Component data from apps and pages
----------

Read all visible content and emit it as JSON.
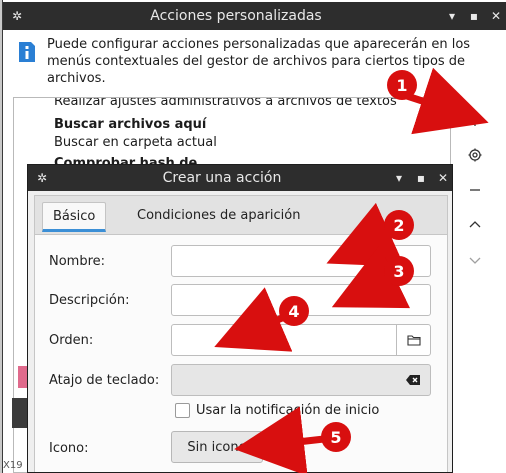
{
  "back_window": {
    "title": "Acciones personalizadas",
    "info_text": "Puede configurar acciones personalizadas que aparecerán en los menús contextuales del gestor de archivos para ciertos tipos de archivos.",
    "list_items": [
      {
        "text": "Realizar ajustes administrativos a archivos de textos",
        "bold": false
      },
      {
        "text": "Buscar archivos aquí",
        "bold": true
      },
      {
        "text": "Buscar en carpeta actual",
        "bold": false
      },
      {
        "text": "Comprobar hash de...",
        "bold": true
      }
    ],
    "side_buttons": [
      {
        "name": "add-icon"
      },
      {
        "name": "settings-icon"
      },
      {
        "name": "remove-icon"
      },
      {
        "name": "move-up-icon"
      },
      {
        "name": "move-down-icon"
      }
    ],
    "left_fragment": "X19"
  },
  "dialog": {
    "title": "Crear una acción",
    "tabs": [
      {
        "label": "Básico",
        "active": true
      },
      {
        "label": "Condiciones de aparición",
        "active": false
      }
    ],
    "fields": {
      "name_label": "Nombre:",
      "name_value": "",
      "description_label": "Descripción:",
      "description_value": "",
      "order_label": "Orden:",
      "order_value": "",
      "shortcut_label": "Atajo de teclado:",
      "shortcut_value": "",
      "notify_label": "Usar la notificación de inicio",
      "notify_checked": false,
      "icon_label": "Icono:",
      "icon_button": "Sin icono"
    }
  },
  "annotations": {
    "color": "#d80f0f",
    "badges": [
      "1",
      "2",
      "3",
      "4",
      "5"
    ]
  },
  "colors": {
    "titlebar": "#2d2d2d",
    "tab_accent": "#3b8fd6",
    "info_icon": "#2a7fd4"
  }
}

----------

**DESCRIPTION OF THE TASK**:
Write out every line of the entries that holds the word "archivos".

**ANSWER SPACE**:
    "info_text": "Puede configurar acciones personalizadas que aparecerán en los menús contextuales del gestor de archivos para ciertos tipos de archivos.",
        "text": "Realizar ajustes administrativos a archivos de textos",
        "text": "Buscar archivos aquí",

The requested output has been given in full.